By Mike Dorf
What are the informal norms governing the circumstances under which an elected official should resign in the face of a sex scandal? Consider the latest oddity from New York State. Although he has announced that he will not seek a second term, NY Governor David Paterson is adamant (for now) that he will not resign his post in the wake of revelations that state troopers--perhaps acting at the governor's behest--dissuaded a woman from seeking a protective order against David Johnson, one of Paterson's top aides. It's possible, of course, that Paterson is completely blameless in the Johnson matter, but given that the Johnson story was the immediate impetus for Paterson's abandonment of his election plans, that seems unlikely. So for my purposes, I'll count Paterson in the guilty-of-something-but-not-required-to-resign category. Given how Paterson came to be Governor, that is quite odd.
Eliot Spitzer was caught going to a prostitute. That showed Spitzer to be a cad (and given how much he paid, perhaps a mark as well!). And it was illegal. But unlike the accusations against Paterson, Spitzer's scandal did not involve the abuse of official power. In this regard, Spitzer is also worth contrasting with Bill Clinton, whose affair with Monica Lewinsky was both inherently exploitative of his status relative to her and involved White House staff (remember Betty Currie) in the cover-up. Yet Clinton, like Paterson, got to serve out his term. So, was Spitzer's decision to resign a mistake? Having engaged in behavior not as bad as Clinton or Paterson (if the allegations prove true), and no worse than SC Governor Mark Sanford's hiking of the Appalachian Trail, shouldn't Spitzer still be in office?
Is Bob Livingston the better precedent for Spitzer? Recall that Livingston stepped down from his position as Speaker of the House (but retained his House seat) before his term even began because of the revelation that he had an affair. Unlike Paterson (who, bizarrely enough, came into office admitting that both he and his wife had previously had affairs) and Clinton (whose philandering was an open secret) both Livingston and Spitzer faced hypocrisy charges. Having been a vocal critic of Clinton's extra-marital affair, Livingston had little credibility when his own was revealed. Turning them around, Livingston gave up the Speakership and challenged Clinton to give up the Presidency. Similarly Spitzer--who had used the resources of law enforcement and the bully pulpit to attack prostitution--was revealed as a hypocrite.

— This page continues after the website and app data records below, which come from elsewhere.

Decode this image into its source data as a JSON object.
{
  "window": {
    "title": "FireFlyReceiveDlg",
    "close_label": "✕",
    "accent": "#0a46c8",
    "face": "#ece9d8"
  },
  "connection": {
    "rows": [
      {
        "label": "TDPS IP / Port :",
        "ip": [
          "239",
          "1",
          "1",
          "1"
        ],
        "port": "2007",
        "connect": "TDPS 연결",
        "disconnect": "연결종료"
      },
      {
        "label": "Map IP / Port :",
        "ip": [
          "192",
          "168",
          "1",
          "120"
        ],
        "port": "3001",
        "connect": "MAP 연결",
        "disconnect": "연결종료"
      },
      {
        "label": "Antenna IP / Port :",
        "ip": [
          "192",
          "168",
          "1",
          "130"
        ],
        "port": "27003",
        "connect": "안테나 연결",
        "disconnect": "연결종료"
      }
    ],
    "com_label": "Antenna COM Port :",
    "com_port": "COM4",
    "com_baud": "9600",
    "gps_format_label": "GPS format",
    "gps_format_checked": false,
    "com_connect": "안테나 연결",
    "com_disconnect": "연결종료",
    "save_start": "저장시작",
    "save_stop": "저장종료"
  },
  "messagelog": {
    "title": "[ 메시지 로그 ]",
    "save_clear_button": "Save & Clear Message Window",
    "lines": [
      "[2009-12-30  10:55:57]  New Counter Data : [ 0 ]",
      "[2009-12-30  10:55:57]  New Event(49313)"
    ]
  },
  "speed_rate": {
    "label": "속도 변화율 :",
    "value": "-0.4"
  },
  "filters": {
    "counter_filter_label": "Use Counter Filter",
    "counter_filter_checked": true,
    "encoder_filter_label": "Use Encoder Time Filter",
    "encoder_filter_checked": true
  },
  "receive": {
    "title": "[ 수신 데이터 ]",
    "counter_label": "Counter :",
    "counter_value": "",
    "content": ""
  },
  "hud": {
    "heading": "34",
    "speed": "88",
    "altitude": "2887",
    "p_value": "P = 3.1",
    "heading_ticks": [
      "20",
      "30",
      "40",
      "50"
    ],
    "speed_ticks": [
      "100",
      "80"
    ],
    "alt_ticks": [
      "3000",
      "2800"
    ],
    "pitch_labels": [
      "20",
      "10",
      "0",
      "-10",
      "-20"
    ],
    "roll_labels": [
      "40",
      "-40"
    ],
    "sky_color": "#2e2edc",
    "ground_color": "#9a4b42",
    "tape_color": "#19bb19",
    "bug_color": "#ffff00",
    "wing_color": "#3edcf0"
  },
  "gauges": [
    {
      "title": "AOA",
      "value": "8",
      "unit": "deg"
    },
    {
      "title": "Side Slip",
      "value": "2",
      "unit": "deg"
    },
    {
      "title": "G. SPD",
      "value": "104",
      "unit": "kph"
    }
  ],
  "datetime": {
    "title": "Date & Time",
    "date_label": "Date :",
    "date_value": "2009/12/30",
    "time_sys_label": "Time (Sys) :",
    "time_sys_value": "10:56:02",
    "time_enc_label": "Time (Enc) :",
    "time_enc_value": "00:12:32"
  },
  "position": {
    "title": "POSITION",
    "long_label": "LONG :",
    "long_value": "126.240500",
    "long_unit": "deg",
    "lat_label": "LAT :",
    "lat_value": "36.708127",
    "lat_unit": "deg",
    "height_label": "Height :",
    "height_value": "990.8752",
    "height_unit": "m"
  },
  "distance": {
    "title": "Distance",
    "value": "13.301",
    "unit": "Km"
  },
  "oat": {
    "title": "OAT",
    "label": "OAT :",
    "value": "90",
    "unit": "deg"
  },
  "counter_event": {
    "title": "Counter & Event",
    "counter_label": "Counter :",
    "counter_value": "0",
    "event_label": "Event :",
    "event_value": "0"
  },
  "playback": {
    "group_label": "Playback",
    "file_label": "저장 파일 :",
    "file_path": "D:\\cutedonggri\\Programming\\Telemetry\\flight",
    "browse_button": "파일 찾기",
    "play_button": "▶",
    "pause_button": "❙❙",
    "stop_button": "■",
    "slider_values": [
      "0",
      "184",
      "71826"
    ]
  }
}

But apparently hypocrisy alone isn't enough to warrant immediate resignation. If it were, then various social conservatives who have preached family values would have resigned their offices upon the news of their respective sex scandals. Yet Sanford, David Vitter, Larry Craig, and John Ensign all held onto their offices after their scandals broke. Only Mark Foley had the decency to resign pronto, and he was the least socially conservative of the lot. So hypocrisy alone cannot explain who resigns and who stays on.
All of which leads me to consider one or more of the following:
1) The threats of impeachment against Spitzer were more serious than the threats of impeachment or other means of removal for others. This fact, if it is a fact, only raises the question of why that would be, to which part of the answer might be that Spitzer's scandal broke early in his term and governors are more visible than legislators.
2) There's more to the Spitzer story than meets the eye. I would have gone with this one a while back, but Spitzer has clearly raised his profile lately, which is not something he likely would have done if he were worried about more details coming out (unless he's a reckless fool, a possibility one can never overlook given the behavior of say, Gary Hart, Bill Clinton, John Edwards, etc. etc.).
3) Spitzer simply blew it. He should have weathered the storm and had he done so, he might now even have a shot at re-election. After all, Marv Albert's network banishment only lasted two years, and Client 9 never bit anybody.